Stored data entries
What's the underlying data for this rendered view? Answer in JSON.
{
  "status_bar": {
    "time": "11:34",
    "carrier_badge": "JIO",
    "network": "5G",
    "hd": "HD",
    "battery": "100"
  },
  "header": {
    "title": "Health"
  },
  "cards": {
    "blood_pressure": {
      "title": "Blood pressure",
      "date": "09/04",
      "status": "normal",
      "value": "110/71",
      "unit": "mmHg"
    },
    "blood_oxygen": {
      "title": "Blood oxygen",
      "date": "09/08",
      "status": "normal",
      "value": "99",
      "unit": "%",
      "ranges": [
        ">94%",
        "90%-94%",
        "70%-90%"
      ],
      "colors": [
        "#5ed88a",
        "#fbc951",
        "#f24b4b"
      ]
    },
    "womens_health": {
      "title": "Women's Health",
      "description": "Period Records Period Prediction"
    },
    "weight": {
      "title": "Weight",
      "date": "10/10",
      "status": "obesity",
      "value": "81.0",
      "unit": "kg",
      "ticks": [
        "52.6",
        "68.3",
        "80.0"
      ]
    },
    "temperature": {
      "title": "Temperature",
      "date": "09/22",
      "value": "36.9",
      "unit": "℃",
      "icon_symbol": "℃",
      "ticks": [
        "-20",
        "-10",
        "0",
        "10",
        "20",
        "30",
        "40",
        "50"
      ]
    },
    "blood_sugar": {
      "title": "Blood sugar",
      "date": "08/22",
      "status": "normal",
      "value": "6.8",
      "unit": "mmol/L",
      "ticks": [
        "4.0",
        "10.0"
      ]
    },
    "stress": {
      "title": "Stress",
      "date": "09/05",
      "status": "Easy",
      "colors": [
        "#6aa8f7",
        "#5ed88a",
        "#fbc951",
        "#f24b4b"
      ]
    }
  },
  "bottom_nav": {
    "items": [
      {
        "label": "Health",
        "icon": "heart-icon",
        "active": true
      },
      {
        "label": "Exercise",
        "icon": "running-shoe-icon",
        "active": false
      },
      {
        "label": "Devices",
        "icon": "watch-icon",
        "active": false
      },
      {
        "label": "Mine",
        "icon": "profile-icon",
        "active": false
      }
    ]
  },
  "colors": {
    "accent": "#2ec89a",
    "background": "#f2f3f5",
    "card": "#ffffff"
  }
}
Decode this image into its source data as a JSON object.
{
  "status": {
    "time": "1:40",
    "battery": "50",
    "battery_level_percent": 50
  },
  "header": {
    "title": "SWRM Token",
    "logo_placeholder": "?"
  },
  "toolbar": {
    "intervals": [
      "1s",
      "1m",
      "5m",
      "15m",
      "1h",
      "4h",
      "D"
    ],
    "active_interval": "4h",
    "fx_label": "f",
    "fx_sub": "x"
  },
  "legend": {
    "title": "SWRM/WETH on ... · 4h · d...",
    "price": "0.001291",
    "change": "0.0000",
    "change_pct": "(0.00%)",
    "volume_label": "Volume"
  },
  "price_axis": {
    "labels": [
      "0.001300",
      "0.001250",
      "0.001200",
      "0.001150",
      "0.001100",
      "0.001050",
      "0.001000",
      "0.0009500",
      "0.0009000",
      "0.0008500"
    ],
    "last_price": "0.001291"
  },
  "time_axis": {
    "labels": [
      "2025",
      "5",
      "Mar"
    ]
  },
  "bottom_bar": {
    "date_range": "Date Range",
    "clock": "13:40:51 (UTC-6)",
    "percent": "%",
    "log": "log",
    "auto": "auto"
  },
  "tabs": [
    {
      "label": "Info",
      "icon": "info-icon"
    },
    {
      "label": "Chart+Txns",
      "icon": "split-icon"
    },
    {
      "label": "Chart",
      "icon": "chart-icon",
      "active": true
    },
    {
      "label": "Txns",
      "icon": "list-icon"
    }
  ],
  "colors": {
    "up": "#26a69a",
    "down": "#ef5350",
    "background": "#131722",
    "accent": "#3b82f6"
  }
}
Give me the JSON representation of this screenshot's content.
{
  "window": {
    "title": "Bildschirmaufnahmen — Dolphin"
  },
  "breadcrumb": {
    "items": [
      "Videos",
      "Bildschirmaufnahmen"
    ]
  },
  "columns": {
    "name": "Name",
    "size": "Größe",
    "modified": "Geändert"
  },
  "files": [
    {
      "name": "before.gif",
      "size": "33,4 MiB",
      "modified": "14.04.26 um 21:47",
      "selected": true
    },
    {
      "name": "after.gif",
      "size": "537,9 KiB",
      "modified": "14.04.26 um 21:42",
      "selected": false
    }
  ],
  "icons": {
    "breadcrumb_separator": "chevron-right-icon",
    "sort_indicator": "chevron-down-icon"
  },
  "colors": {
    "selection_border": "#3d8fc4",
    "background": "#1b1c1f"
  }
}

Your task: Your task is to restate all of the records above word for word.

Answer section:
What's the underlying data for this rendered view? Answer in JSON.
{
  "status_bar": {
    "time": "11:34",
    "carrier_badge": "JIO",
    "network": "5G",
    "hd": "HD",
    "battery": "100"
  },
  "header": {
    "title": "Health"
  },
  "cards": {
    "blood_pressure": {
      "title": "Blood pressure",
      "date": "09/04",
      "status": "normal",
      "value": "110/71",
      "unit": "mmHg"
    },
    "blood_oxygen": {
      "title": "Blood oxygen",
      "date": "09/08",
      "status": "normal",
      "value": "99",
      "unit": "%",
      "ranges": [
        ">94%",
        "90%-94%",
        "70%-90%"
      ],
      "colors": [
        "#5ed88a",
        "#fbc951",
        "#f24b4b"
      ]
    },
    "womens_health": {
      "title": "Women's Health",
      "description": "Period Records Period Prediction"
    },
    "weight": {
      "title": "Weight",
      "date": "10/10",
      "status": "obesity",
      "value": "81.0",
      "unit": "kg",
      "ticks": [
        "52.6",
        "68.3",
        "80.0"
      ]
    },
    "temperature": {
      "title": "Temperature",
      "date": "09/22",
      "value": "36.9",
      "unit": "℃",
      "icon_symbol": "℃",
      "ticks": [
        "-20",
        "-10",
        "0",
        "10",
        "20",
        "30",
        "40",
        "50"
      ]
    },
    "blood_sugar": {
      "title": "Blood sugar",
      "date": "08/22",
      "status": "normal",
      "value": "6.8",
      "unit": "mmol/L",
      "ticks": [
        "4.0",
        "10.0"
      ]
    },
    "stress": {
      "title": "Stress",
      "date": "09/05",
      "status": "Easy",
      "colors": [
        "#6aa8f7",
        "#5ed88a",
        "#fbc951",
        "#f24b4b"
      ]
    }
  },
  "bottom_nav": {
    "items": [
      {
        "label": "Health",
        "icon": "heart-icon",
        "active": true
      },
      {
        "label": "Exercise",
        "icon": "running-shoe-icon",
        "active": false
      },
      {
        "label": "Devices",
        "icon": "watch-icon",
        "active": false
      },
      {
        "label": "Mine",
        "icon": "profile-icon",
        "active": false
      }
    ]
  },
  "colors": {
    "accent": "#2ec89a",
    "background": "#f2f3f5",
    "card": "#ffffff"
  }
}
Decode this image into its source data as a JSON object.
{
  "status": {
    "time": "1:40",
    "battery": "50",
    "battery_level_percent": 50
  },
  "header": {
    "title": "SWRM Token",
    "logo_placeholder": "?"
  },
  "toolbar": {
    "intervals": [
      "1s",
      "1m",
      "5m",
      "15m",
      "1h",
      "4h",
      "D"
    ],
    "active_interval": "4h",
    "fx_label": "f",
    "fx_sub": "x"
  },
  "legend": {
    "title": "SWRM/WETH on ... · 4h · d...",
    "price": "0.001291",
    "change": "0.0000",
    "change_pct": "(0.00%)",
    "volume_label": "Volume"
  },
  "price_axis": {
    "labels": [
      "0.001300",
      "0.001250",
      "0.001200",
      "0.001150",
      "0.001100",
      "0.001050",
      "0.001000",
      "0.0009500",
      "0.0009000",
      "0.0008500"
    ],
    "last_price": "0.001291"
  },
  "time_axis": {
    "labels": [
      "2025",
      "5",
      "Mar"
    ]
  },
  "bottom_bar": {
    "date_range": "Date Range",
    "clock": "13:40:51 (UTC-6)",
    "percent": "%",
    "log": "log",
    "auto": "auto"
  },
  "tabs": [
    {
      "label": "Info",
      "icon": "info-icon"
    },
    {
      "label": "Chart+Txns",
      "icon": "split-icon"
    },
    {
      "label": "Chart",
      "icon": "chart-icon",
      "active": true
    },
    {
      "label": "Txns",
      "icon": "list-icon"
    }
  ],
  "colors": {
    "up": "#26a69a",
    "down": "#ef5350",
    "background": "#131722",
    "accent": "#3b82f6"
  }
}
Give me the JSON representation of this screenshot's content.
{
  "window": {
    "title": "Bildschirmaufnahmen — Dolphin"
  },
  "breadcrumb": {
    "items": [
      "Videos",
      "Bildschirmaufnahmen"
    ]
  },
  "columns": {
    "name": "Name",
    "size": "Größe",
    "modified": "Geändert"
  },
  "files": [
    {
      "name": "before.gif",
      "size": "33,4 MiB",
      "modified": "14.04.26 um 21:47",
      "selected": true
    },
    {
      "name": "after.gif",
      "size": "537,9 KiB",
      "modified": "14.04.26 um 21:42",
      "selected": false
    }
  ],
  "icons": {
    "breadcrumb_separator": "chevron-right-icon",
    "sort_indicator": "chevron-down-icon"
  },
  "colors": {
    "selection_border": "#3d8fc4",
    "background": "#1b1c1f"
  }
}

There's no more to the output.